Mike LaRocco won the Pontiac Supercross above Detroit, Michigan, aboard his Kawasaki KX250. Honda of Troy's Brian Swink, a Michigan native, finished a career-best second in the 250 class, with LaRocco's Kawasaki teammate Mike Kiedrowski third. Series points leader Jeremy McGrath finished fifth after an early crash.
Another Kawasaki rider, Mickael Pichon, won the 125 class on his way to the 125 East Region title. Honda of Troy riders Mike Brown and James Dobb finished second and third.
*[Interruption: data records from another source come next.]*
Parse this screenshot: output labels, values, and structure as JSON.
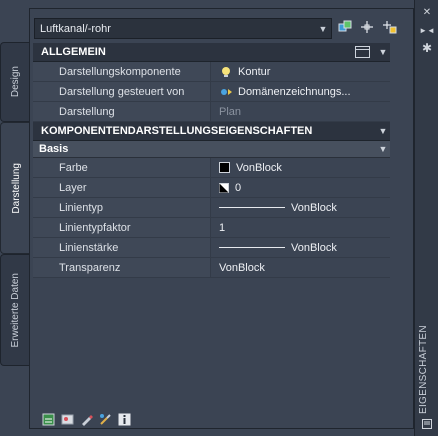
{
  "tabs": [
    {
      "label": "Design",
      "active": false
    },
    {
      "label": "Darstellung",
      "active": true
    },
    {
      "label": "Erweiterte Daten",
      "active": false
    }
  ],
  "toolbar": {
    "object_type": "Luftkanal/-rohr",
    "icons": [
      "quick-select-icon",
      "pick-point-icon",
      "select-objects-icon"
    ]
  },
  "sections": {
    "allgemein": {
      "title": "ALLGEMEIN",
      "rows": [
        {
          "label": "Darstellungskomponente",
          "value": "Kontur",
          "icon": "lightbulb-icon"
        },
        {
          "label": "Darstellung gesteuert von",
          "value": "Domänenzeichnungs...",
          "icon": "display-control-icon"
        },
        {
          "label": "Darstellung",
          "value": "Plan"
        }
      ]
    },
    "komponenten": {
      "title": "KOMPONENTENDARSTELLUNGSEIGENSCHAFTEN",
      "basis": {
        "title": "Basis",
        "rows": [
          {
            "label": "Farbe",
            "value": "VonBlock"
          },
          {
            "label": "Layer",
            "value": "0"
          },
          {
            "label": "Linientyp",
            "value": "VonBlock"
          },
          {
            "label": "Linientypfaktor",
            "value": "1"
          },
          {
            "label": "Linienstärke",
            "value": "VonBlock"
          },
          {
            "label": "Transparenz",
            "value": "VonBlock"
          }
        ]
      }
    }
  },
  "palette_title": "EIGENSCHAFTEN",
  "colors": {
    "background": "#3b4453",
    "header": "#2c333f",
    "accent_yellow": "#f2c230",
    "accent_blue": "#4aa3df"
  }
}
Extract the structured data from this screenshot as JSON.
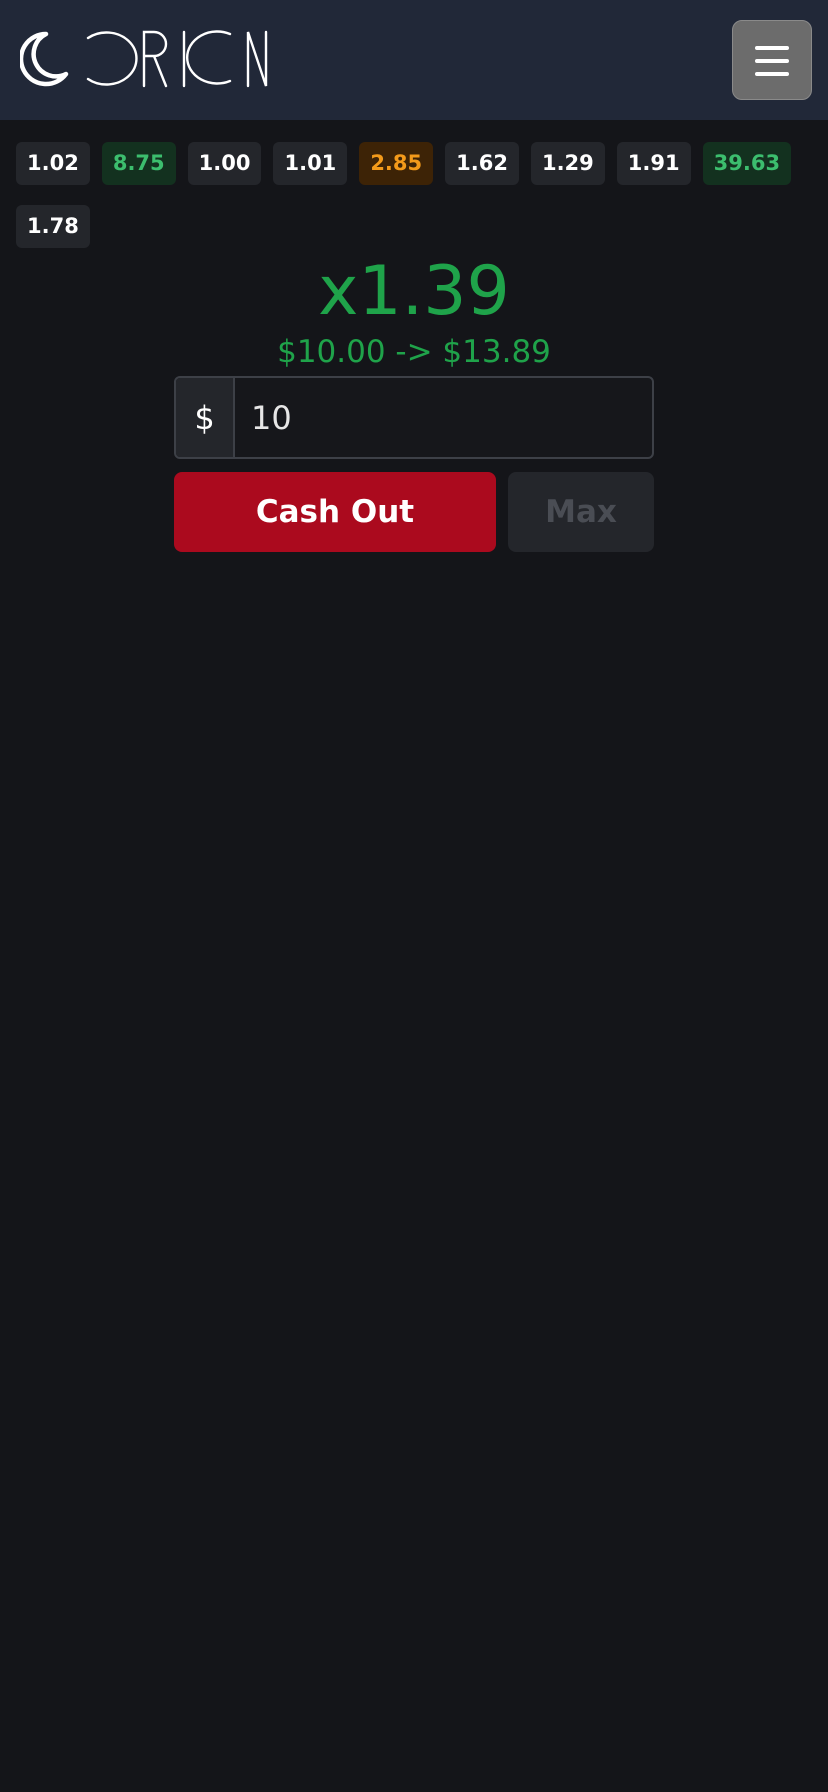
{
  "header": {
    "logo_text": "ORION",
    "logo_icon": "moon-icon",
    "menu_icon": "hamburger-menu-icon"
  },
  "history": [
    {
      "value": "1.02",
      "tone": "neutral"
    },
    {
      "value": "8.75",
      "tone": "green"
    },
    {
      "value": "1.00",
      "tone": "neutral"
    },
    {
      "value": "1.01",
      "tone": "neutral"
    },
    {
      "value": "2.85",
      "tone": "orange"
    },
    {
      "value": "1.62",
      "tone": "neutral"
    },
    {
      "value": "1.29",
      "tone": "neutral"
    },
    {
      "value": "1.91",
      "tone": "neutral"
    },
    {
      "value": "39.63",
      "tone": "green"
    },
    {
      "value": "1.78",
      "tone": "neutral"
    }
  ],
  "game": {
    "multiplier": "x1.39",
    "payout": "$10.00 -> $13.89"
  },
  "bet": {
    "currency": "$",
    "amount": "10"
  },
  "actions": {
    "cashout_label": "Cash Out",
    "max_label": "Max"
  },
  "colors": {
    "header_bg": "#212838",
    "page_bg": "#141519",
    "win_green": "#1fa34a",
    "cashout_red": "#ab0a1e",
    "chip_green_text": "#3cbe6e",
    "chip_orange_text": "#f39a1a"
  }
}
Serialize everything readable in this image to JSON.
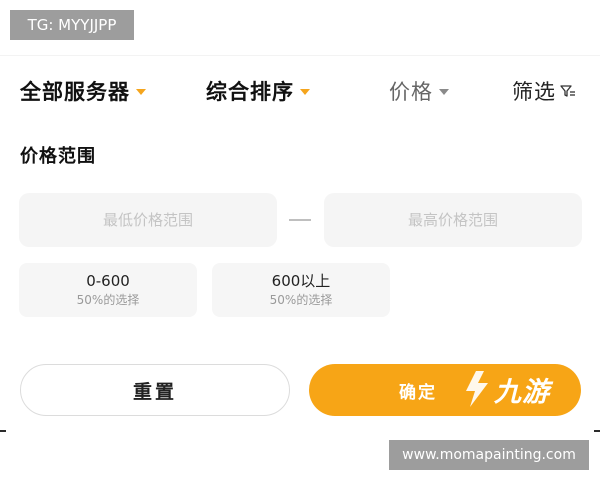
{
  "watermark_top": "TG: MYYJJPP",
  "filter_bar": {
    "items": [
      {
        "label": "全部服务器",
        "active": true
      },
      {
        "label": "综合排序",
        "active": true
      },
      {
        "label": "价格",
        "active": false
      },
      {
        "label": "筛选",
        "active": false
      }
    ]
  },
  "price_section": {
    "title": "价格范围",
    "min_placeholder": "最低价格范围",
    "max_placeholder": "最高价格范围",
    "min_value": "",
    "max_value": "",
    "options": [
      {
        "range": "0-600",
        "note": "50%的选择"
      },
      {
        "range": "600以上",
        "note": "50%的选择"
      }
    ]
  },
  "actions": {
    "reset_label": "重置",
    "confirm_label": "确定"
  },
  "logo": {
    "text": "九游"
  },
  "watermark_bottom": "www.momapainting.com",
  "colors": {
    "accent": "#f7a516",
    "caret_active": "#f5a51d",
    "input_bg": "#f5f5f5"
  }
}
Kevin Windham won the Dallas Supercross aboard his Honda CR250. Yamaha's David Vuillemin was second and Ricky Carmichael third. Series points leader and defending champion Jeremy McGrath finished fourth on his way to what will be a seventh AMA Supercross title.
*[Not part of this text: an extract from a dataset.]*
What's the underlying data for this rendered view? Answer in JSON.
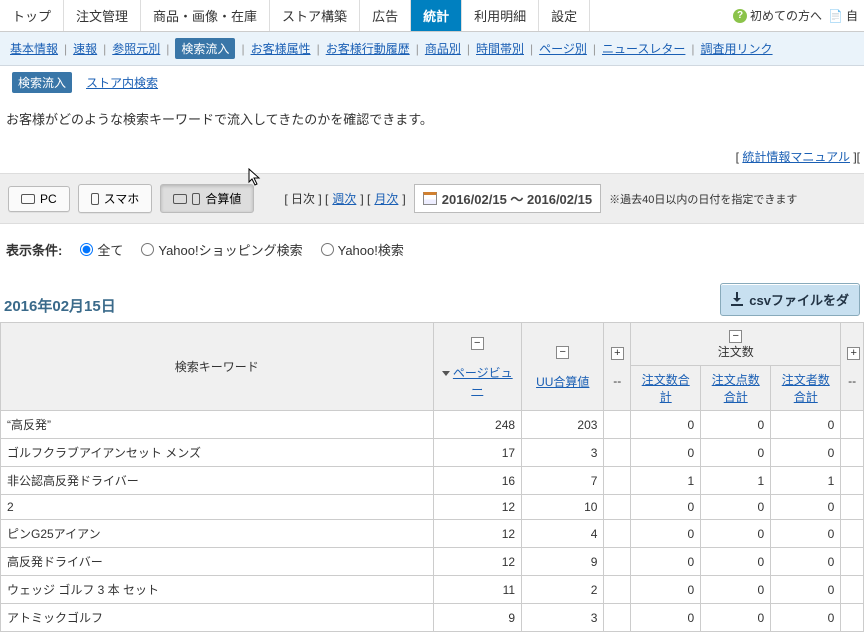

In the 125 class Motoworld Yamaha's Greg Schnell topped Suzuki-mounted David Pingree and Factory Connection Honda's Christopher Gosselaar.
Twin brothers Tom and Dan White are born. Together they will have a huge influence on the American motorcycling industry as pioneers in the four-stroke movement as well as the aftermarket business with their company White Brothers. Both were inducted into the AMA Motorcycling Hall of Fame.
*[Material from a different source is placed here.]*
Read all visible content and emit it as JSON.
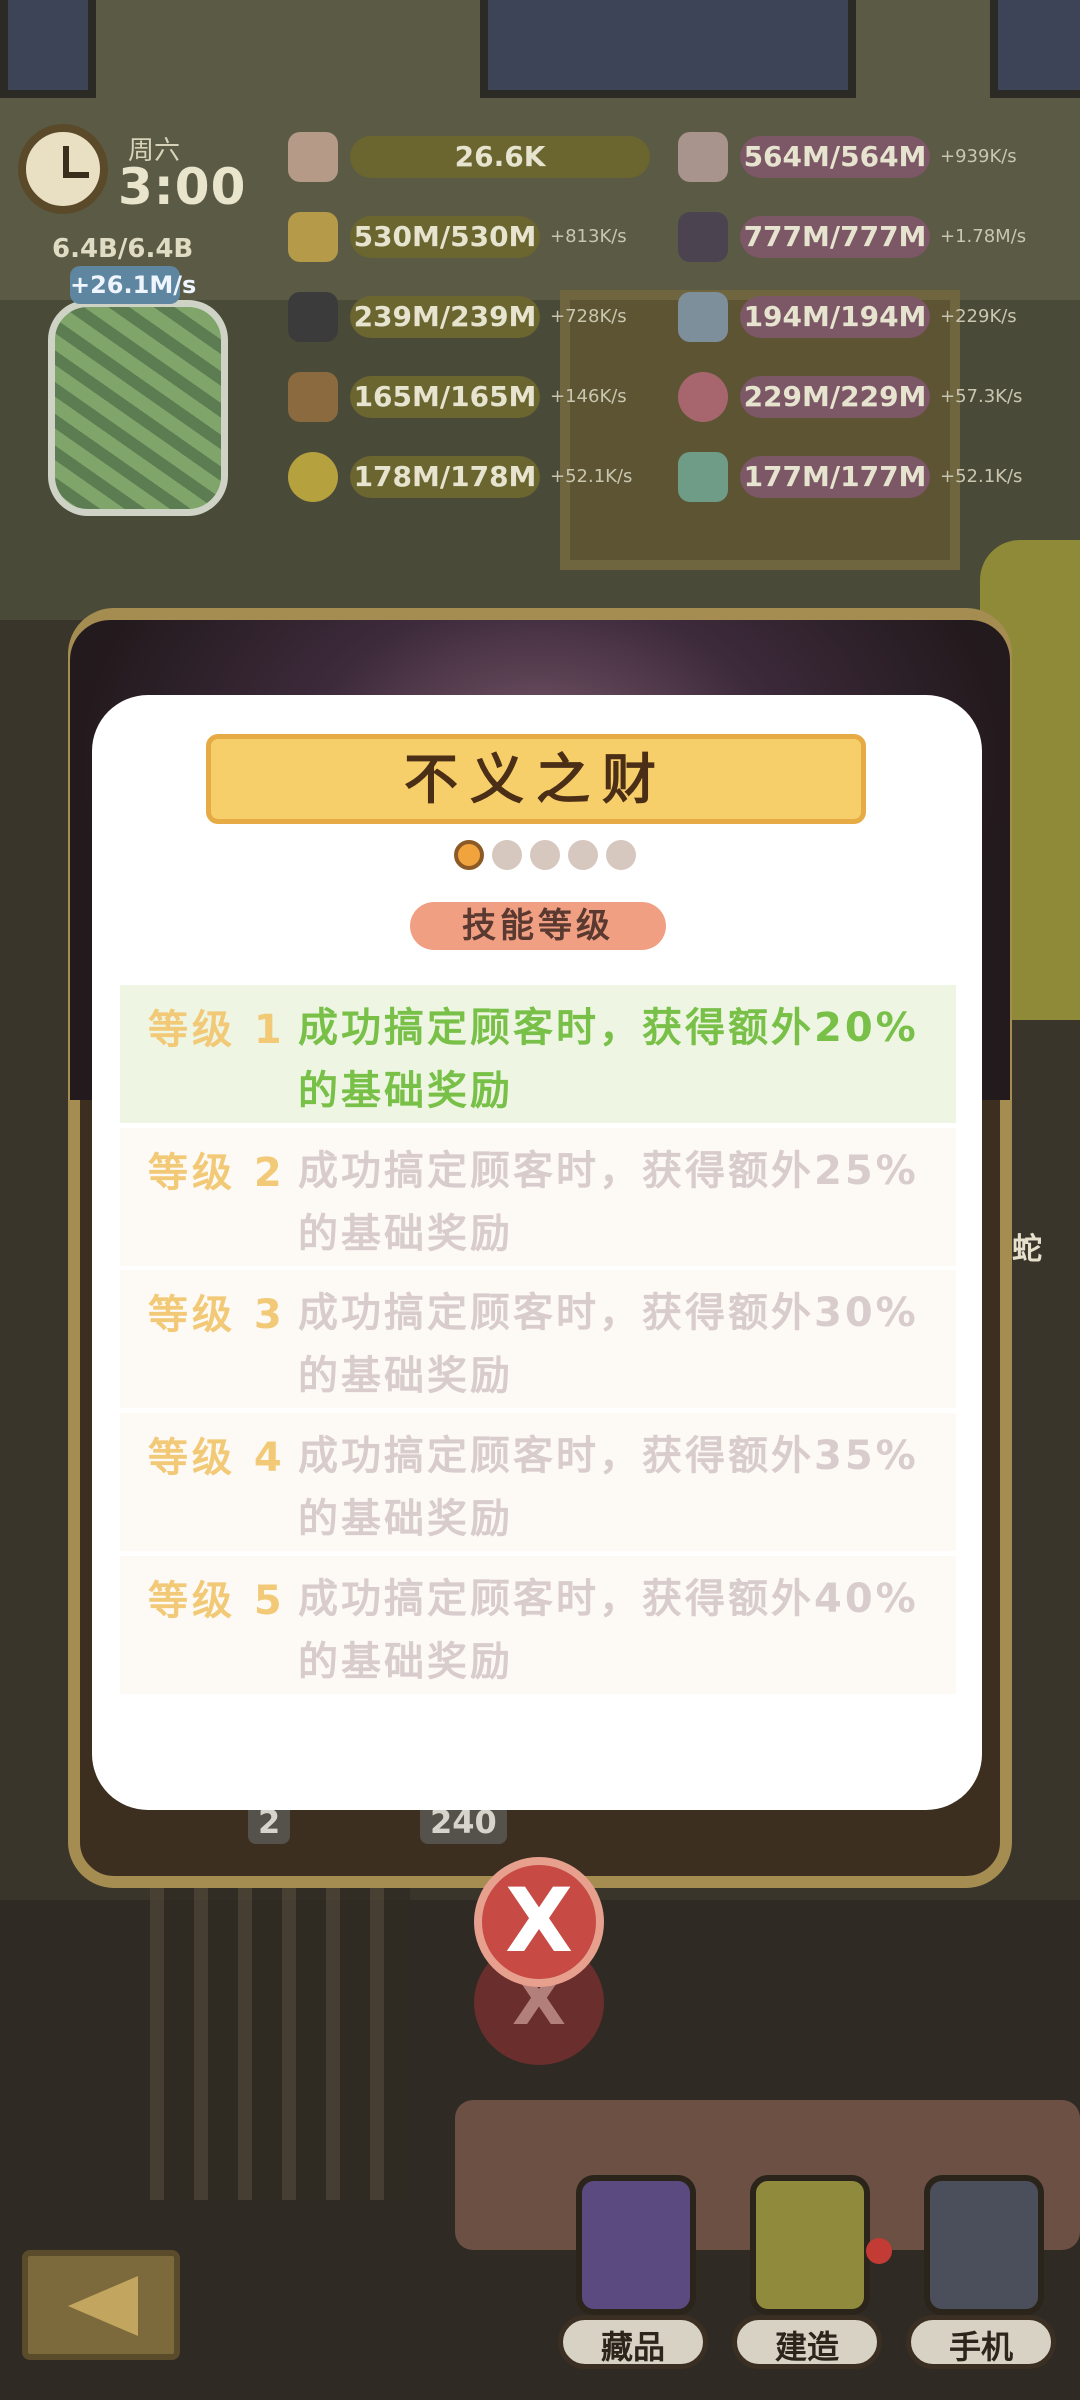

In one of the bigger upsets of the eighties, Team Tamm privateer Honda rider Alan King won the opening round of the AMA 250 Pro Motocross Championship at Hangtown. A former Suzuki and Kawasaki factory rider from Michigan, King's win came against factory Yamaha riders Rick Johnson and Keith Bower, Suzuki's Mark Barnett, Kawasaki's Kent Howerton and Billy Liles, and Honda's Ron Lechien.
In the 125 class, where Kawasaki's Jeff Ward and defending 125 National Champ Johnny O'Mara of Team Honda are having a two-man war for supremacy, Ward ended up on top at Hangtown. Another Team Tamm rider, A.J. Whiting, finished third.
And in the 500 class where another duel was taking place, Honda's David Bailey went 1-1 to top Yamaha's Broc Glover and his 2-2. Finishing third was Honda's Danny "Magoo" Chandler.
Also, over in Europe the FIM 125 and 250 World Championships were getting underway, and Austrian KTM rider Heinz Kinigadner beat hometown hero Jacky Vimond in the first 250 Grand Prix in France, and in Italy Dutch KTM rider Kees Van der Ven topped Finland's Pekka Vehkonnen. Ironically, there wasn't a single KTM in the top twenty of any of the three AMA classes at Hangtown.
Canyon Raceway near Phoenix held a 125/250 National and Yamaha's Bob Hannah was the man on top of the 250 class. Hannah beat Suzuki's Kent Howerton, Honda's Marty Tripes and Kawasaki's Jimmy Weinert.
In the 125 class another Yamaha rider finished on top, Broc Glover. He was trailed by factory Suzuki rider Brian Myerscough and Yamaha Support rider "Radical" Ron Turner.
And on that day back at Saddleback Park the 1979 World Mini Grand Prix was wrapping up with its Yamaha Race of Champions and the big winner was Erik Kehoe, ahead of George Holland and Steve Skilton.